◆ **What this task involves**
Please restate the data word for word, leaving out no line.

◆ **Stored records**

------------

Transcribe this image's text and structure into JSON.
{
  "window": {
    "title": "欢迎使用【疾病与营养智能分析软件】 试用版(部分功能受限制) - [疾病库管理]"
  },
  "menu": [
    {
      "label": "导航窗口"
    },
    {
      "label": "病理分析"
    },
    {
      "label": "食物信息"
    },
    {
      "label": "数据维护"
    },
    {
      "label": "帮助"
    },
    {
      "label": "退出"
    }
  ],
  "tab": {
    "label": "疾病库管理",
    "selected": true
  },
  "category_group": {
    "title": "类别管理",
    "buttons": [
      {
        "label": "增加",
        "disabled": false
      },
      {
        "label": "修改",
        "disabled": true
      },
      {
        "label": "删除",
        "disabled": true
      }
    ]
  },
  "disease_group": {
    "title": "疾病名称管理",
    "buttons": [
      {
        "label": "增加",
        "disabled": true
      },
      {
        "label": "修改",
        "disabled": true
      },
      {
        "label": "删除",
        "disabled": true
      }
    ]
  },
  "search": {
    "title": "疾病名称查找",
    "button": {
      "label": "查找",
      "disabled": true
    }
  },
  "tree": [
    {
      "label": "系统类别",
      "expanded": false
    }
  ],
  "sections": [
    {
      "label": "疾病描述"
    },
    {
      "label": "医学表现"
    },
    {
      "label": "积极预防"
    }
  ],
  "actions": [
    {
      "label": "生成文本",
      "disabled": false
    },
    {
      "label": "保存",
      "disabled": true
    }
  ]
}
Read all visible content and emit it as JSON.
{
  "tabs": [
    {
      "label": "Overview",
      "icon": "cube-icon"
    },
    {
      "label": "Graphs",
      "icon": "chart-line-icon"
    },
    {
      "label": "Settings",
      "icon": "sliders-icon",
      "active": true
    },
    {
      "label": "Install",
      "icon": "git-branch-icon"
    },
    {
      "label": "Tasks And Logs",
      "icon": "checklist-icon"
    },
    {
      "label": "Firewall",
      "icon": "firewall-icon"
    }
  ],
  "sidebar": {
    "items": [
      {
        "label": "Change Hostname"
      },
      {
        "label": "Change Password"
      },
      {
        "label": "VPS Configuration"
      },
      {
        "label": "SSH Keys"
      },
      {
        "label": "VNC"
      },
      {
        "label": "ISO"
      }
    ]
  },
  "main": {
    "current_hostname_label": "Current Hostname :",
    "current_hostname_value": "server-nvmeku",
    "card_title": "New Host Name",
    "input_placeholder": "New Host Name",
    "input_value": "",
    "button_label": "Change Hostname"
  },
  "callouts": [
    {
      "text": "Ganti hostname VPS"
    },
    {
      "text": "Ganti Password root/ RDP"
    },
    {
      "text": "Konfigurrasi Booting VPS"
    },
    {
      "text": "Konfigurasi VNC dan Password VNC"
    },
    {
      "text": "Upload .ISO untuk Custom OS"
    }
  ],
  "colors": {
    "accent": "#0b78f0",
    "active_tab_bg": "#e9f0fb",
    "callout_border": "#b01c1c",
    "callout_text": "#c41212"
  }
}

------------

◆ **Response below**
Transcribe this image's text and structure into JSON.
{
  "window": {
    "title": "欢迎使用【疾病与营养智能分析软件】 试用版(部分功能受限制) - [疾病库管理]"
  },
  "menu": [
    {
      "label": "导航窗口"
    },
    {
      "label": "病理分析"
    },
    {
      "label": "食物信息"
    },
    {
      "label": "数据维护"
    },
    {
      "label": "帮助"
    },
    {
      "label": "退出"
    }
  ],
  "tab": {
    "label": "疾病库管理",
    "selected": true
  },
  "category_group": {
    "title": "类别管理",
    "buttons": [
      {
        "label": "增加",
        "disabled": false
      },
      {
        "label": "修改",
        "disabled": true
      },
      {
        "label": "删除",
        "disabled": true
      }
    ]
  },
  "disease_group": {
    "title": "疾病名称管理",
    "buttons": [
      {
        "label": "增加",
        "disabled": true
      },
      {
        "label": "修改",
        "disabled": true
      },
      {
        "label": "删除",
        "disabled": true
      }
    ]
  },
  "search": {
    "title": "疾病名称查找",
    "button": {
      "label": "查找",
      "disabled": true
    }
  },
  "tree": [
    {
      "label": "系统类别",
      "expanded": false
    }
  ],
  "sections": [
    {
      "label": "疾病描述"
    },
    {
      "label": "医学表现"
    },
    {
      "label": "积极预防"
    }
  ],
  "actions": [
    {
      "label": "生成文本",
      "disabled": false
    },
    {
      "label": "保存",
      "disabled": true
    }
  ]
}
Read all visible content and emit it as JSON.
{
  "tabs": [
    {
      "label": "Overview",
      "icon": "cube-icon"
    },
    {
      "label": "Graphs",
      "icon": "chart-line-icon"
    },
    {
      "label": "Settings",
      "icon": "sliders-icon",
      "active": true
    },
    {
      "label": "Install",
      "icon": "git-branch-icon"
    },
    {
      "label": "Tasks And Logs",
      "icon": "checklist-icon"
    },
    {
      "label": "Firewall",
      "icon": "firewall-icon"
    }
  ],
  "sidebar": {
    "items": [
      {
        "label": "Change Hostname"
      },
      {
        "label": "Change Password"
      },
      {
        "label": "VPS Configuration"
      },
      {
        "label": "SSH Keys"
      },
      {
        "label": "VNC"
      },
      {
        "label": "ISO"
      }
    ]
  },
  "main": {
    "current_hostname_label": "Current Hostname :",
    "current_hostname_value": "server-nvmeku",
    "card_title": "New Host Name",
    "input_placeholder": "New Host Name",
    "input_value": "",
    "button_label": "Change Hostname"
  },
  "callouts": [
    {
      "text": "Ganti hostname VPS"
    },
    {
      "text": "Ganti Password root/ RDP"
    },
    {
      "text": "Konfigurrasi Booting VPS"
    },
    {
      "text": "Konfigurasi VNC dan Password VNC"
    },
    {
      "text": "Upload .ISO untuk Custom OS"
    }
  ],
  "colors": {
    "accent": "#0b78f0",
    "active_tab_bg": "#e9f0fb",
    "callout_border": "#b01c1c",
    "callout_text": "#c41212"
  }
}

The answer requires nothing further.